11-year anniversary of 9/11 goes unrecognized by univ.
Published: Tuesday, September 11, 2012
Updated: Tuesday, September 11, 2012 03:09
Freshman Casey Harsh said she remembers seeing smoke coming from the World Trade Center on Sept. 11 as she looked toward Manhattan from her house on Long Island, N.Y. 11 years ago. “I saw the towers,” Harsh said. “I saw the smoke. I live in New York, but my dad was at the Pentagon when it got hit. As a second grader, [September 11] was scary.” Today marks the 11th anniversary of the terrorist attacks on Sept. 11, 2001, and more than a decade later, Americans are still recovering from the events of that day, according to psychology graduate student Ben Barnes.
Barnes said most psychological researchers studied the effects of the terrorist attacks quickly after they happened. He said researchers found higher levels of post-traumatic stress symptoms in participants located closer to ground zero, though effects were found in others across the country and into Canada. He attributed this to TV coverage.
There has not been a lot of research about how students reacted to the event, Barnes said.
“My guess is that’s because it’s hard to make a direct connection between that event and students today,” he said.
For Harsh, the anniversary still holds meaning. Although the university does not have any memorial services planned, she thinks today should be memorialized.
“I remember my friends having to go to memorials and funerals,” she said. “It should be a day of remembering people’s lives.” Professor James Kendra, director of the university’s Disaster Research Center, said that the university was in the process of rethinking their emergency plan when the terrorist attack happened.
“At the time, we had been working on an emergency plan for the university plan before September 11 because of the Seton Hall fire,” Kendra said. “The fire alerted universities to the need for emergency planning, but I think September 11 galvanized people.”
Professor Joanne Nigg of the DRC said she thinks the event had a large impact on Americans initially after the attacks happened.
“It was the first attack on U.S. soil since Pearl Harbor,” Nigg said. “Although it wasn’t in the middle of a war, it produced the so-called war on terror.”
Kendra said that he thinks Americans experienced a sense of fear because the attacks were a surprise.
“It was not an event that was considered to be especially likely,” he said. “It was considered a worst case scenario.
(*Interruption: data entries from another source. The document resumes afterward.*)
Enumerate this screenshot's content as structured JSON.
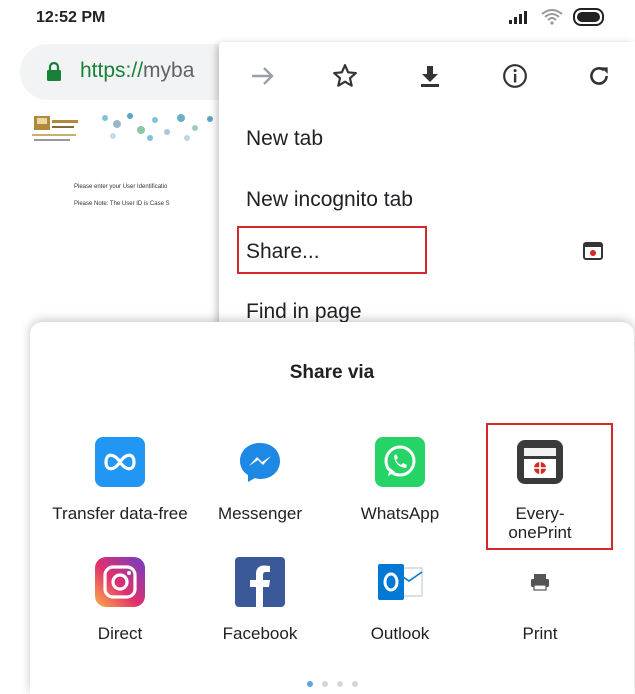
{
  "status_bar": {
    "time": "12:52 PM"
  },
  "browser": {
    "url_scheme": "https://",
    "url_host": "myba"
  },
  "page": {
    "line1": "Please enter your User Identificatio",
    "line2": "Please Note: The User ID is Case S"
  },
  "menu": {
    "toolbar_icons": [
      "forward-arrow-icon",
      "star-icon",
      "download-icon",
      "info-icon",
      "reload-icon"
    ],
    "items": [
      {
        "label": "New tab"
      },
      {
        "label": "New incognito tab"
      },
      {
        "label": "Share..."
      },
      {
        "label": "Find in page"
      }
    ]
  },
  "share_sheet": {
    "title": "Share via",
    "apps": [
      {
        "label": "Transfer data-free",
        "icon": "infinity-icon",
        "color": "#2196f3"
      },
      {
        "label": "Messenger",
        "icon": "messenger-icon",
        "color": "#1e88e5"
      },
      {
        "label": "WhatsApp",
        "icon": "whatsapp-icon",
        "color": "#25d366"
      },
      {
        "label": "Every-onePrint",
        "icon": "printer-app-icon",
        "color": "#333333"
      },
      {
        "label": "Direct",
        "icon": "instagram-icon",
        "color": "#c13584"
      },
      {
        "label": "Facebook",
        "icon": "facebook-icon",
        "color": "#3b5998"
      },
      {
        "label": "Outlook",
        "icon": "outlook-icon",
        "color": "#0078d4"
      },
      {
        "label": "Print",
        "icon": "print-icon",
        "color": "#555555"
      }
    ],
    "page_indicator": {
      "count": 4,
      "active": 0
    }
  }
}
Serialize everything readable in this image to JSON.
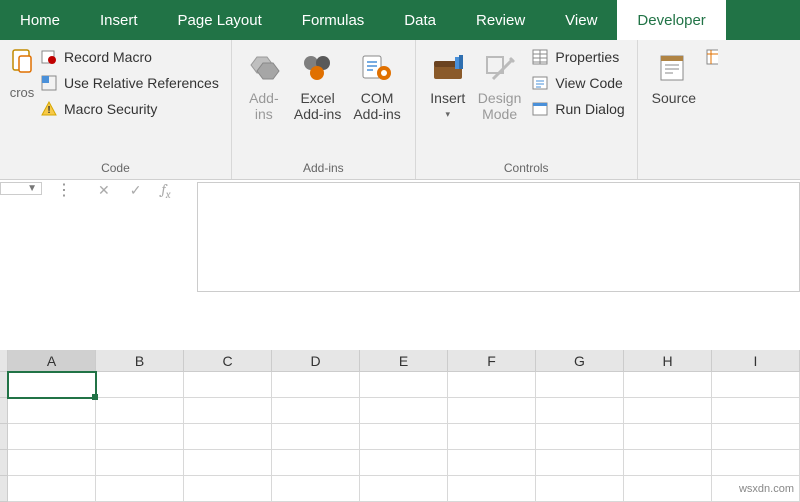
{
  "tabs": [
    "Home",
    "Insert",
    "Page Layout",
    "Formulas",
    "Data",
    "Review",
    "View",
    "Developer"
  ],
  "activeTab": "Developer",
  "ribbon": {
    "code": {
      "label": "Code",
      "macros_frag": "cros",
      "record": "Record Macro",
      "relative": "Use Relative References",
      "security": "Macro Security"
    },
    "addins": {
      "label": "Add-ins",
      "addins1_l1": "Add-",
      "addins1_l2": "ins",
      "excel_l1": "Excel",
      "excel_l2": "Add-ins",
      "com_l1": "COM",
      "com_l2": "Add-ins"
    },
    "controls": {
      "label": "Controls",
      "insert": "Insert",
      "design_l1": "Design",
      "design_l2": "Mode",
      "properties": "Properties",
      "viewcode": "View Code",
      "rundialog": "Run Dialog"
    },
    "xml": {
      "source": "Source"
    }
  },
  "columns": [
    "A",
    "B",
    "C",
    "D",
    "E",
    "F",
    "G",
    "H",
    "I"
  ],
  "selectedColumn": "A",
  "watermark": "wsxdn.com"
}
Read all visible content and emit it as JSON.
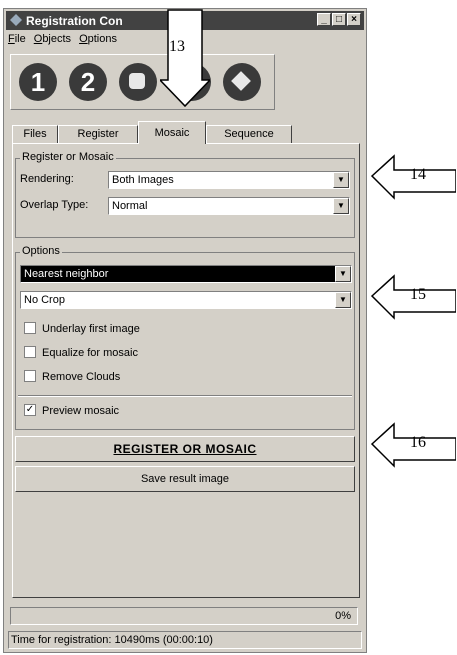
{
  "window": {
    "title": "Registration Con"
  },
  "menu": [
    "File",
    "Objects",
    "Options"
  ],
  "toolbar": [
    "1",
    "2",
    "",
    "",
    ""
  ],
  "tabs": [
    "Files",
    "Register",
    "Mosaic",
    "Sequence"
  ],
  "register_group": {
    "label": "Register or Mosaic",
    "rendering_label": "Rendering:",
    "rendering_value": "Both Images",
    "overlap_label": "Overlap Type:",
    "overlap_value": "Normal"
  },
  "options_group": {
    "label": "Options",
    "interp_value": "Nearest neighbor",
    "crop_value": "No Crop",
    "checks": [
      {
        "label": "Underlay first image",
        "checked": false
      },
      {
        "label": "Equalize for mosaic",
        "checked": false
      },
      {
        "label": "Remove Clouds",
        "checked": false
      }
    ],
    "preview": {
      "label": "Preview mosaic",
      "checked": true
    }
  },
  "buttons": {
    "register": "REGISTER OR MOSAIC",
    "save": "Save result image"
  },
  "progress": {
    "value": 0,
    "label": "0%"
  },
  "status": "Time for registration: 10490ms (00:00:10)",
  "callouts": {
    "c13": "13",
    "c14": "14",
    "c15": "15",
    "c16": "16"
  }
}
The anxiety with September 11 was, ‘What’s next?’”
Nigg said that after the attack, Americans felt it was the government’s duty “to give us back a feeling of security and safety.”
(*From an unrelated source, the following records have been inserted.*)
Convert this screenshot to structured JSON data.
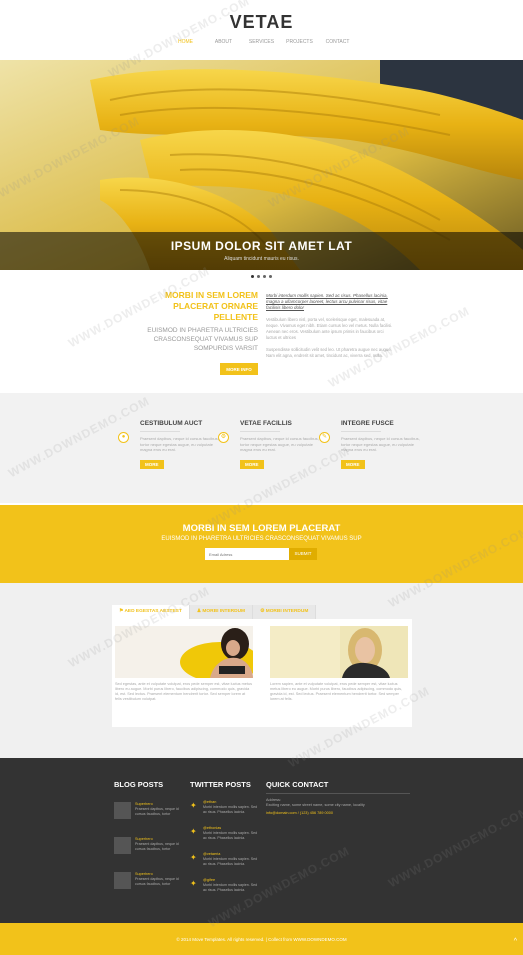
{
  "header": {
    "logo": "VETAE",
    "nav": [
      "HOME",
      "ABOUT",
      "SERVICES",
      "PROJECTS",
      "CONTACT"
    ],
    "active_index": 0
  },
  "hero": {
    "title": "IPSUM DOLOR SIT AMET LAT",
    "subtitle": "Aliquam tincidunt mauris eu risus.",
    "slide_count": 4,
    "active_slide": 0
  },
  "intro": {
    "heading": "MORBI IN SEM LOREM PLACERAT ORNARE PELLENTE",
    "subheading": "EUISMOD IN PHARETRA ULTRICIES CRASCONSEQUAT VIVAMUS SUP SOMPURDIS VARSIT",
    "button": "MORE INFO",
    "link_text": "Morbi interdum mollis sapien. Sed ac risus. Phasellus lacinia, magna a ullamcorper laoreet, lectus arcu pulvinar risus, vitae facilisis libero dolor",
    "p1": "Vestibulum libero nisl, porta vel, scelerisque eget, malesuada at, neque. Vivamus eget nibh. Etiam cursus leo vel metus. Nulla facilisi. Aenean nec eros. Vestibulum ante ipsum primis in faucibus orci luctus et ultrices",
    "p2": "Suspendisse sollicitudin velit sed leo. Ut pharetra augue nec augue. Nam elit agna, endrerit sit amet, tincidunt ac, viverra sed, nulla."
  },
  "features": [
    {
      "title": "CESTIBULUM AUCT",
      "icon": "person-icon",
      "text": "Praesent dapibus, neque id cursus faucibus, tortor neque egestas augue, eu vulputate magna eros eu erat.",
      "button": "MORE"
    },
    {
      "title": "VETAE FACILLIS",
      "icon": "gear-icon",
      "text": "Praesent dapibus, neque id cursus faucibus, tortor neque egestas augue, eu vulputate magna eros eu erat.",
      "button": "MORE"
    },
    {
      "title": "INTEGRE FUSCE",
      "icon": "pencil-icon",
      "text": "Praesent dapibus, neque id cursus faucibus, tortor neque egestas augue, eu vulputate magna eros eu erat.",
      "button": "MORE"
    }
  ],
  "yellow_band": {
    "title": "MORBI IN SEM LOREM PLACERAT",
    "subtitle": "EUISMOD IN PHARETRA ULTRICIES CRASCONSEQUAT VIVAMUS SUP",
    "input_placeholder": "Email Adress",
    "submit": "SUBMIT"
  },
  "tabs": {
    "items": [
      "AED EGESTAS AESTEST",
      "MORBI INTERDUM",
      "MORBI INTERDUM"
    ],
    "active_index": 0,
    "captions": [
      "Sed egestas, ante et vulputate volutpat, eros pede semper est, vitae luctus metus libero eu augue. Morbi purus libero, faucibus adipiscing, commodo quis, gravida id, est. Sed lectus. Praesent elementum hendrerit tortor. Sed semper lorem at felis vestibulum volutpat.",
      "Lorem sapien, ante et vulputate volutpat, eros pede semper est, vitae luctus metus libero eu augue. Morbi purus libero, faucibus adipiscing, commodo quis, gravida id, est. Sed lectus. Praesent elementum hendrerit tortor. Sed semper lorem at felis."
    ]
  },
  "footer": {
    "blog_heading": "BLOG POSTS",
    "twitter_heading": "TWITTER POSTS",
    "contact_heading": "QUICK CONTACT",
    "blog_posts": [
      {
        "author": "Superhero",
        "date": "June Kee",
        "text": "Praesent dapibus, neque id cursus faucibus, tortor"
      },
      {
        "author": "Superhero",
        "date": "June Kee",
        "text": "Praesent dapibus, neque id cursus faucibus, tortor"
      },
      {
        "author": "Superhero",
        "date": "June Kee",
        "text": "Praesent dapibus, neque id cursus faucibus, tortor"
      }
    ],
    "tweets": [
      {
        "handle": "@ethan",
        "text": "Morbi interdum mollis sapien. Sed ac risus. Phasellus lacinia."
      },
      {
        "handle": "@ethonias",
        "text": "Morbi interdum mollis sapien. Sed ac risus. Phasellus lacinia."
      },
      {
        "handle": "@vetaeria",
        "text": "Morbi interdum mollis sapien. Sed ac risus. Phasellus lacinia."
      },
      {
        "handle": "@gifee",
        "text": "Morbi interdum mollis sapien. Sed ac risus. Phasellus lacinia."
      }
    ],
    "contact_address_label": "Address:",
    "contact_address": "Exciting name, some street name, some city name, locality",
    "contact_email": "info@domain.com / (123) 456 789 0000"
  },
  "bottom": {
    "copyright": "© 2014 Move Templates. All rights reserved. | Collect from WWW.DOWNDEMO.COM",
    "to_top": "^"
  },
  "watermark": "WWW.DOWNDEMO.COM",
  "colors": {
    "accent": "#f2c21a",
    "dark": "#333333",
    "light_bg": "#f2f2f2"
  }
}
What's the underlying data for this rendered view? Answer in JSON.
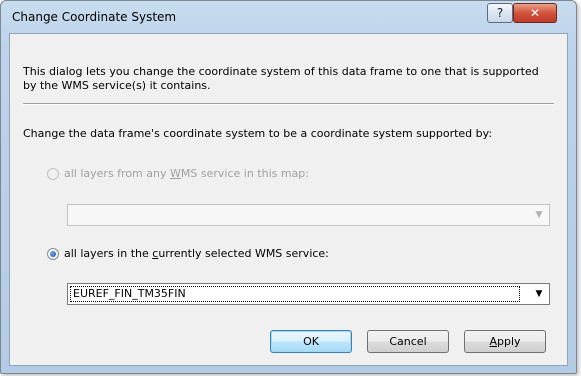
{
  "window": {
    "title": "Change Coordinate System",
    "help_label": "?",
    "close_label": "✕"
  },
  "description": "This dialog lets you change the coordinate system of this data frame to one that is supported by the WMS service(s) it contains.",
  "change_label": "Change the data frame's coordinate system to be a coordinate system supported by:",
  "options": {
    "all_layers_any": {
      "label_pre": "all layers from any ",
      "label_accel": "W",
      "label_post": "MS service in this map:",
      "checked": false,
      "enabled": false,
      "dropdown_value": ""
    },
    "selected_service": {
      "label_pre": "all layers in the ",
      "label_accel": "c",
      "label_post": "urrently selected WMS service:",
      "checked": true,
      "enabled": true,
      "dropdown_value": "EUREF_FIN_TM35FIN"
    }
  },
  "buttons": {
    "ok": "OK",
    "cancel": "Cancel",
    "apply_accel": "A",
    "apply_rest": "pply"
  },
  "icons": {
    "dropdown": "chevron-down-icon"
  }
}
She said over time people have become more comfortable because there have not been any follow-up attacks, even though a few terrorist plans were thwarted. Americans now take it for granted that they are safer, Nigg said, even though there have been many security changes as a result of the attacks.
Sophomore Ivan Arguello said he thinks Americans are afraid of another possibility of terrorist attacks.
“I think people are still scared to fly because of terrorists,” Arguello said.
Barnes said the attack has also resulted in more racial profiling.
“Right after [September 11] there was an increase in discrimination against Middle Eastern people but that reduced around 2004,” Barnes said.